Psychedelics have been a party drug for decades. However, some argue psychedelics have a role in society beyond the party, and they have been waiting a long time for substances such as MDMA to receive the recognition it deserves.

The political climate surrounding the use of psychedelics is evolving and leading to break-through research in MDMA-assisted therapy.

Currently, the Multidisciplinary Association for Psychedelic Studies (MAPS) is conducting research showing how psychedelics are useful in a therapeutic setting.

Specifically, the research, now in phase three, is underway across the nation and should conclude in 2021.

Researchers are learning that Methylenedioxymethamphetamine (MDMA) helps those who struggle with treatment-resistant Post-Traumatic Stress Disorder (PTSD).

The expectation is the U.S. Food and Drug Administration (FDA) will approve a prescription treatment by 2022 for those who have PTSD.

What is MDMA?

MDMA is a synthetic stimulant drug that causes hallucinations and a sense of euphoria.

The street name for MDMA is Molly, and when MDMA is in pill form, it is Ecstasy, both of which are a banned substance.

However, the street drugs that claim to contain MDMA often contain fillers or other drugs that can be dangerous.

What is PTSD?


PTSD is a disorder that develops after a traumatic event. Symptoms of PTSD include terrifying thoughts and flashbacks. These symptoms get in the way of the sufferer’s regular life and can lead to suicide.

Researchers see a need to improve therapies for PTSD, as many who suffer are treatment-resistant and do not find relief with available therapeutic options.

Therefore, they maintain their PTSD diagnosis.

What is MDMA-Assisted Therapy?

Researchers found that participants in the MDMA studies improved significantly.

After the second MDMA session, 68 percent of patients no longer qualify for a PTSD diagnosis.

These results remained steady at 67 percent a year later during a follow-up.
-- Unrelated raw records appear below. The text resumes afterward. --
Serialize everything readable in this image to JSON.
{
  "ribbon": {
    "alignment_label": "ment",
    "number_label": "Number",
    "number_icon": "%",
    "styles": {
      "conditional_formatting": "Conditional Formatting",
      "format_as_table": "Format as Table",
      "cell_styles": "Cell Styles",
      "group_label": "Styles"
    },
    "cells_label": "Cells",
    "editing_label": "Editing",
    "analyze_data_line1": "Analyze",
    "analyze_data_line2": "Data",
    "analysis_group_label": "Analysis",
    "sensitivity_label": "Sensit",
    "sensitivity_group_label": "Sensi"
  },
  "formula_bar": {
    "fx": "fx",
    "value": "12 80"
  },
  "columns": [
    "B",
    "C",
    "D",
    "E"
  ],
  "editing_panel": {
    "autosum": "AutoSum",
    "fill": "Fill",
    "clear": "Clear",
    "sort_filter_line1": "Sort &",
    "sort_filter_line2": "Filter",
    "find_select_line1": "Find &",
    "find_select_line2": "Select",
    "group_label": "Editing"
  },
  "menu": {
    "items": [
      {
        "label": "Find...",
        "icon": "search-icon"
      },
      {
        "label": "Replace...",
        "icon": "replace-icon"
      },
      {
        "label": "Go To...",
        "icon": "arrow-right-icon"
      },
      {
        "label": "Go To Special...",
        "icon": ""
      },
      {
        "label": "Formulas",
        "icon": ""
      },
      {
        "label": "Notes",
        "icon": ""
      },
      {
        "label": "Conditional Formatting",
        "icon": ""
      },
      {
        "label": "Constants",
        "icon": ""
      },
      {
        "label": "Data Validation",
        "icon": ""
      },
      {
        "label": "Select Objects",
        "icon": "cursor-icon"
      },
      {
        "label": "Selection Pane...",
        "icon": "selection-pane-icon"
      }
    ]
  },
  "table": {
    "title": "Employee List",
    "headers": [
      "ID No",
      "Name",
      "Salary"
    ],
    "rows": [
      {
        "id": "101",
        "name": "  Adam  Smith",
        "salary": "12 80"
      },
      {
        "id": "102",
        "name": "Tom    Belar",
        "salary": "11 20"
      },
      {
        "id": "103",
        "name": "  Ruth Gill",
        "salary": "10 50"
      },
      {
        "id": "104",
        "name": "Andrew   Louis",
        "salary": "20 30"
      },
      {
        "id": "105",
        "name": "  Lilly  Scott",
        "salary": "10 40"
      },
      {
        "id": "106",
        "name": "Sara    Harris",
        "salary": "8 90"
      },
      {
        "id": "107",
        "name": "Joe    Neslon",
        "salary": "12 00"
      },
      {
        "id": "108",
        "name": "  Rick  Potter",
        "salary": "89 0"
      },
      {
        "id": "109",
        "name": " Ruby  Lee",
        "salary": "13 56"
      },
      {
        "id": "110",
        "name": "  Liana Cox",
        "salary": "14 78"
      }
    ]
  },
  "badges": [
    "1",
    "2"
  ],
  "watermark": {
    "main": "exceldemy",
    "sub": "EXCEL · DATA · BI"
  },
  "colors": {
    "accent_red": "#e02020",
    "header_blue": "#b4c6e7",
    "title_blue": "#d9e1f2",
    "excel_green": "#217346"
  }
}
Psychedelic Therapy Training

With FDA approval on the horizon and the overall acceptance pf psychedelics by the medical community, there is an opportunity for therapists to become qualified to administer MDMA as part of their therapeutic practices.

However, therapists must attend training to understand harm reduction and to learn the framework for understanding how MDMA works in therapy.

For more information on how MDMA can help with PTSD, check out this video.

What is next for Researchers?

Once the research is concluded, researchers expect to explore how MDMA-assisted therapy can help with other treatment-resistant conditions such as depression.

Featured Image by Ben Johnson from Pixabay